Agriculture has become expert at collecting data but continues to fall short of the economic and environmental promise the information bonanza represents. The Sustainability Ag Research Action Team (SARAT) of the National Corn Growers Association has made integrating and managing the wealth of information coming from the farm a priority for 2021.
“Farmers have a ton of data on everything from fertilizer performance to machinery efficiency, but it remains difficult to link it all together in a way that makes sense,” said Randy DeSutter, SARAT chairman. “If farmers can integrate it all together on their own farm so it aids decision-making, then the potential can be realized to become more efficient and more profitable.”

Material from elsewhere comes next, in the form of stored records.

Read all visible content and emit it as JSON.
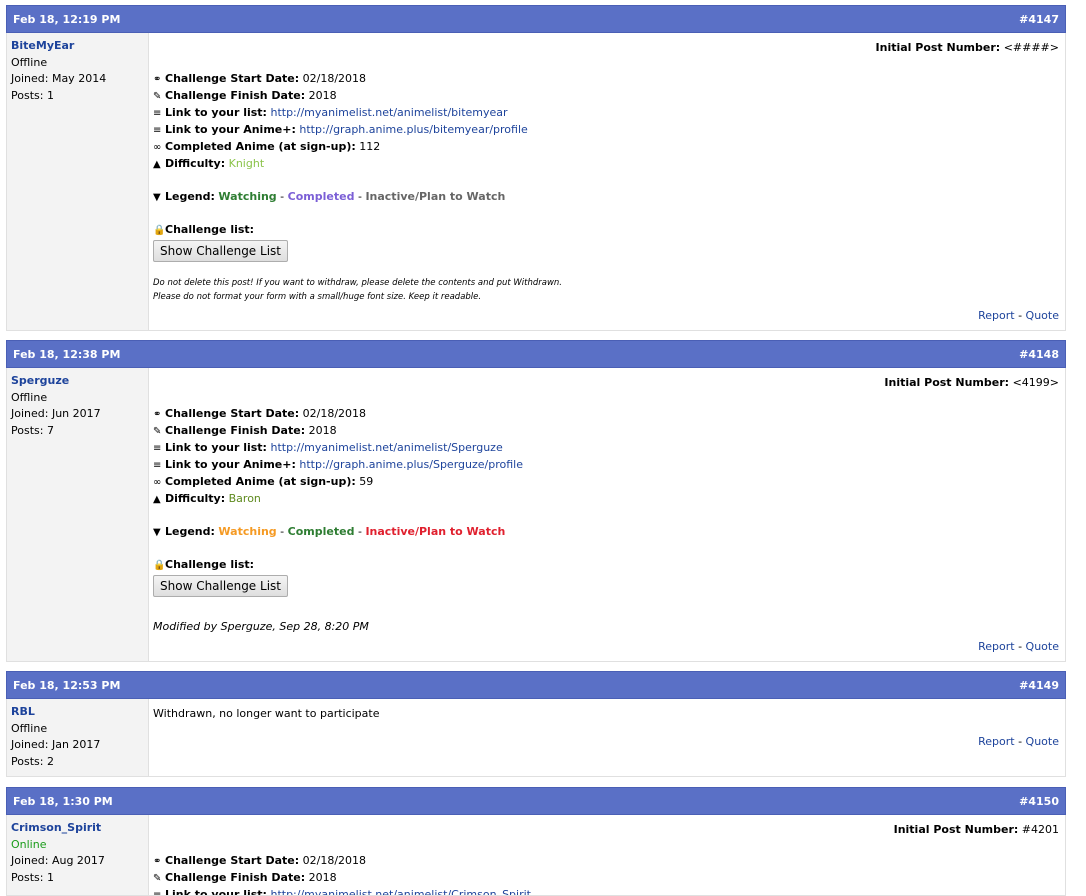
{
  "colors": {
    "header": "#5a70c6",
    "link": "#1d439b",
    "online": "#1a9c1a"
  },
  "posts": [
    {
      "date": "Feb 18, 12:19 PM",
      "num": "#4147",
      "user": "BiteMyEar",
      "status": "Offline",
      "joined": "Joined: May 2014",
      "posts": "Posts: 1",
      "ipn_label": "Initial Post Number:",
      "ipn_value": "<####>",
      "start_label": "Challenge Start Date:",
      "start_value": "02/18/2018",
      "finish_label": "Challenge Finish Date:",
      "finish_value": "2018",
      "list_label": "Link to your list:",
      "list_value": "http://myanimelist.net/animelist/bitemyear",
      "ap_label": "Link to your Anime+:",
      "ap_value": "http://graph.anime.plus/bitemyear/profile",
      "comp_label": "Completed Anime (at sign-up):",
      "comp_value": "112",
      "diff_label": "Difficulty:",
      "diff_value": "Knight",
      "legend_label": "Legend:",
      "leg_watching": "Watching",
      "leg_completed": "Completed",
      "leg_inactive": "Inactive/Plan to Watch",
      "dash": "-",
      "cl_label": "Challenge list:",
      "btn": "Show Challenge List",
      "note1": "Do not delete this post! If you want to withdraw, please delete the contents and put Withdrawn.",
      "note2": "Please do not format your form with a small/huge font size. Keep it readable.",
      "report": "Report",
      "quote": "Quote"
    },
    {
      "date": "Feb 18, 12:38 PM",
      "num": "#4148",
      "user": "Sperguze",
      "status": "Offline",
      "joined": "Joined: Jun 2017",
      "posts": "Posts: 7",
      "ipn_label": "Initial Post Number:",
      "ipn_value": "<4199>",
      "start_label": "Challenge Start Date:",
      "start_value": "02/18/2018",
      "finish_label": "Challenge Finish Date:",
      "finish_value": "2018",
      "list_label": "Link to your list:",
      "list_value": "http://myanimelist.net/animelist/Sperguze",
      "ap_label": "Link to your Anime+:",
      "ap_value": "http://graph.anime.plus/Sperguze/profile",
      "comp_label": "Completed Anime (at sign-up):",
      "comp_value": "59",
      "diff_label": "Difficulty:",
      "diff_value": "Baron",
      "legend_label": "Legend:",
      "leg_watching": "Watching",
      "leg_completed": "Completed",
      "leg_inactive": "Inactive/Plan to Watch",
      "dash": "-",
      "cl_label": "Challenge list:",
      "btn": "Show Challenge List",
      "modified": "Modified by Sperguze, Sep 28, 8:20 PM",
      "report": "Report",
      "quote": "Quote"
    },
    {
      "date": "Feb 18, 12:53 PM",
      "num": "#4149",
      "user": "RBL",
      "status": "Offline",
      "joined": "Joined: Jan 2017",
      "posts": "Posts: 2",
      "body": "Withdrawn, no longer want to participate",
      "report": "Report",
      "quote": "Quote"
    },
    {
      "date": "Feb 18, 1:30 PM",
      "num": "#4150",
      "user": "Crimson_Spirit",
      "status": "Online",
      "joined": "Joined: Aug 2017",
      "posts": "Posts: 1",
      "ipn_label": "Initial Post Number:",
      "ipn_value": "#4201",
      "start_label": "Challenge Start Date:",
      "start_value": "02/18/2018",
      "finish_label": "Challenge Finish Date:",
      "finish_value": "2018",
      "list_label": "Link to your list:",
      "list_value": "http://myanimelist.net/animelist/Crimson_Spirit"
    }
  ]
}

DeSutter is confident information management will only become more powerful in managing machinery, hybrid selection, input timing and overall farm management. However, integrating data from outside the farm is also critical such as in the research field.
He cites the volume of information from phenotyping research as a good example. Determining plant traits and analyzing them creates a lot of data, he said, but the process of collecting, disseminating, and getting it to growers in a useful format will require some standardization.
SARAT will also be launching a Research Ambassadors Program in 2021 geared toward linking researchers directly with farmers. The goal is to establish a network of farmers and researchers with a strong appreciation for challenges on the farm and the kind of research solutions that are necessary.
After the success of the Nourish the Future program in 2020, NCGA will be expanding the initiative with the help of farmer‑funded state corn checkoff programs across the U.S. The program provides excellent teaching resources that have become even more important as teachers tackle online education.
The mission is to teach the ag-based curriculum in the science classroom, inspire students to solve real-world science issues, and inspiring students to fill the job gap in agriculture-related careers, many of which go unfilled.